Turkey lifted a state of emergency Thursday, two years after a dramatic coup attempt nearly toppled President Recep Tayyip Erdogan.

The news was announced by the state-run Anadolu news agency.

“To enact a state of emergency, the government must foresee serious indications of widespread violence which may interfere with the democratic environment or basic constitutional rights and freedoms of its citizens,” it said in a report.

A state of emergency was declared on July 20, 2016, after the deadly coup attempt left at least 290 people dead and more than 1,400 injured in a chaotic night of violence.

Tanks rolled into the streets of Turkey’s two largest cities as soldiers blocked the famous Bosphorus Bridge in Istanbul, bombs struck the parliament building in the capital Ankara, and a helicopter stolen by rogue pilots was shot down by an F-16 jet.
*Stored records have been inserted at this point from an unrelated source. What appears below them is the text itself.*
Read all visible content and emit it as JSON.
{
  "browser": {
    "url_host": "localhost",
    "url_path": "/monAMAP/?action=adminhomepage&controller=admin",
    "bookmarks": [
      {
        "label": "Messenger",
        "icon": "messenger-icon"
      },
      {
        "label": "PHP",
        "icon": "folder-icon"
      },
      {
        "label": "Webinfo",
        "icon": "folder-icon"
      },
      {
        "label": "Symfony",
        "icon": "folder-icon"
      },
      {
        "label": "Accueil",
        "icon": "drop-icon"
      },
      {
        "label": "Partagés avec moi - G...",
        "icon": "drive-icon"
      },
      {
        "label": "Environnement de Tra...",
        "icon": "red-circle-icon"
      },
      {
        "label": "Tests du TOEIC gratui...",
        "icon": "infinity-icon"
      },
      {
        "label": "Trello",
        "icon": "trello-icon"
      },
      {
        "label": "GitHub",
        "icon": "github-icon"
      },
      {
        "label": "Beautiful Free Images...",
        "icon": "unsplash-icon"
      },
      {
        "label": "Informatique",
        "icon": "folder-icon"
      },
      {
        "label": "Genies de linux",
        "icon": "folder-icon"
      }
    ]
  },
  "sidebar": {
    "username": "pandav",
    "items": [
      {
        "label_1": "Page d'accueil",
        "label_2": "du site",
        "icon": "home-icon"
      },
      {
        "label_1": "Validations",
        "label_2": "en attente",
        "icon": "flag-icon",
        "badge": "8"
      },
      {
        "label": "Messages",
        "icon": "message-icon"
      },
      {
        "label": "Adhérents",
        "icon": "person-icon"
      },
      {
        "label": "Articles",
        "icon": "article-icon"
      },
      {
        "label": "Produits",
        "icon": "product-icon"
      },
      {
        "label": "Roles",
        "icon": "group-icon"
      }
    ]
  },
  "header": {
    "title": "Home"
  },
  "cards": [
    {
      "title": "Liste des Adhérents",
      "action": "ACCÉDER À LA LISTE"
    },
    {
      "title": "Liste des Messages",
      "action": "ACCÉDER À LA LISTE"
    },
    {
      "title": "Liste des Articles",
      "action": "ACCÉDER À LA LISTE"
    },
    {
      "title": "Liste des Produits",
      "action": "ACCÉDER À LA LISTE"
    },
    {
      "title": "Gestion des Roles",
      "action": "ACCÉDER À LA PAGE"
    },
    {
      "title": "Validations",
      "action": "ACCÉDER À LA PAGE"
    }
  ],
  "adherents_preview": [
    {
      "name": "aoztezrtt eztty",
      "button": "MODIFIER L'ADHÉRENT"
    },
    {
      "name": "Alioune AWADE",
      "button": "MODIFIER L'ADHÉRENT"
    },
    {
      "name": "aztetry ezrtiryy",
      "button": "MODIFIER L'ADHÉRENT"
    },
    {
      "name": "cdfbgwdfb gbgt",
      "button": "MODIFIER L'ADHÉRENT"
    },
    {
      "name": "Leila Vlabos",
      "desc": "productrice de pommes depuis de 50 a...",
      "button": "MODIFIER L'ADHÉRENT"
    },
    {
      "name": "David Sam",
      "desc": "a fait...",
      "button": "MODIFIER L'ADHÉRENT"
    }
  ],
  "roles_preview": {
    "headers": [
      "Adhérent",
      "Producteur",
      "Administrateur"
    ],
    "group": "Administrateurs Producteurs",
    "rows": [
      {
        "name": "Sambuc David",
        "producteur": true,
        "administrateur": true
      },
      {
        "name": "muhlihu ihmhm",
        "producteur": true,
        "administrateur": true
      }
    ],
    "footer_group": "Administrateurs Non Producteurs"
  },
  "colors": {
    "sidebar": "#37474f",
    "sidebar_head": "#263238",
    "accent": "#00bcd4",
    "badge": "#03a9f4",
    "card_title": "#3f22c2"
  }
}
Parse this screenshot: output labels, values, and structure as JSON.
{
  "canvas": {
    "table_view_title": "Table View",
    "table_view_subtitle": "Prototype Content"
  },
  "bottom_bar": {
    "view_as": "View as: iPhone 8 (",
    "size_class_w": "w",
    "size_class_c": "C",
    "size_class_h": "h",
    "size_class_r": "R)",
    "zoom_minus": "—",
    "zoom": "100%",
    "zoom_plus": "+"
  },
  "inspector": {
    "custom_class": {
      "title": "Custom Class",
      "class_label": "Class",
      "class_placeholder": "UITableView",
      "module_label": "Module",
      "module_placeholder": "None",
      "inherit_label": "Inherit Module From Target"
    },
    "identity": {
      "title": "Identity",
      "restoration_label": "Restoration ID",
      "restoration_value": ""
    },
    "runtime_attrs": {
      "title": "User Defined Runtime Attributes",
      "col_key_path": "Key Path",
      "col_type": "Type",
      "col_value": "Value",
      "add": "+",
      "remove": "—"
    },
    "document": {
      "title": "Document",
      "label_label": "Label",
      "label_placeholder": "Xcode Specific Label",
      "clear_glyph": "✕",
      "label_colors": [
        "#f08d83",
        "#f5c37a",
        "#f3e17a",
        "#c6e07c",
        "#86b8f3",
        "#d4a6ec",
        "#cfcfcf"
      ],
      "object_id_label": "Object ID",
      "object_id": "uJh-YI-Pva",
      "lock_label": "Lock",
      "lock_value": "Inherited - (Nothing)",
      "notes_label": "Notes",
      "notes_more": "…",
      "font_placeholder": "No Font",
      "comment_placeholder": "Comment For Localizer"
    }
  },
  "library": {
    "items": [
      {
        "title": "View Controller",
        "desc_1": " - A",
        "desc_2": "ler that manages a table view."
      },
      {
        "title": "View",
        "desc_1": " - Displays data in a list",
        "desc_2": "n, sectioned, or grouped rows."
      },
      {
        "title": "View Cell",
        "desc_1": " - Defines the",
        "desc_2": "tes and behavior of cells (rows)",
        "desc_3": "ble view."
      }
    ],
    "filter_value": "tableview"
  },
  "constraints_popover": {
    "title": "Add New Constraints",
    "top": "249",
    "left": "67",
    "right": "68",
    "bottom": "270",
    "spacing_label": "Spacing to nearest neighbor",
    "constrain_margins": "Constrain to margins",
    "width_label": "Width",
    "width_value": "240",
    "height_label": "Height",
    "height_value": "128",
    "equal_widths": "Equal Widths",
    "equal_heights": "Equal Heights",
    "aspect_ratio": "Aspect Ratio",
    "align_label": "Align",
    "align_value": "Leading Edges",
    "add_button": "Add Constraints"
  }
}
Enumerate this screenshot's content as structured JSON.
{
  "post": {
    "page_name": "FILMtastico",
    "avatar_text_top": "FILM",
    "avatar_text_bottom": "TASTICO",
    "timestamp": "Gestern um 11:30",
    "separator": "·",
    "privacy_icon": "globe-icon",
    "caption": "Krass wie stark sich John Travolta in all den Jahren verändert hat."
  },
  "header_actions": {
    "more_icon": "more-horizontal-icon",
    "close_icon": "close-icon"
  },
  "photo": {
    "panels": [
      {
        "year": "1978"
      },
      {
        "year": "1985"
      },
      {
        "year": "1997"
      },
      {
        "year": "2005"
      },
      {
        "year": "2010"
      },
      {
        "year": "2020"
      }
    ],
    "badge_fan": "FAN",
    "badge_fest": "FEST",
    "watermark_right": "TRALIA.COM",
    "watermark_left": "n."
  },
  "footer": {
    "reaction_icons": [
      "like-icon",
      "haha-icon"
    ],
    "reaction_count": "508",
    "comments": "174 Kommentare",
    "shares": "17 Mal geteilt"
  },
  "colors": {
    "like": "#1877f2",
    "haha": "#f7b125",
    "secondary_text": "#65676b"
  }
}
President Erdogan was hundreds of miles away at a seaside resort when the coup, mounted by a faction of the military, got underway. By the time Erdogan emerged to address the nation via FaceTime hours later, it had already begun to fizzle.

Thousands of alleged plotters were rounded up the following day, as Erdogan claimed his exiled former ally Fethullah Gulen was behind the attempt, a charge the US-based cleric denied.

Turkey has been under a state of emergency since then, and Erdogan has tightened his grip on power while overseeing a massive purge of those who he says rose up against him.

Erdogan was reelected last month, seeing off the most serious challenge yet to his political dominance in a vote which granted him unprecedented power to shape the future of Turkey.

Responding to the lifting of the emergency order Thursday, Fotis Filippou, Amnesty International’s deputy Europe director, said it was a “step in the right direction,” but needed to be accompanied by “urgent measures if it is to be anything more than a cosmetic exercise.”

“Over the last two years, Turkey has been radically transformed with emergency measures used to consolidate draconian powers, silence critical voices and strip away basic rights. Many will remain in force following the lifting of the state of emergency,” Filippou said.

He added that tens of thousands of people had been “locked up by a judiciary that lacks the most basic independence and incarcerates real or perceived critics of the government without evidence of any actions that can reasonably constitute offenses.”

“The lifting of the state of emergency alone will not reverse this crackdown,” Filippou said. “What is needed is systematic action to restore respect for human rights, allow civil society to flourish again and lift the suffocating climate of fear that has engulfed the country.”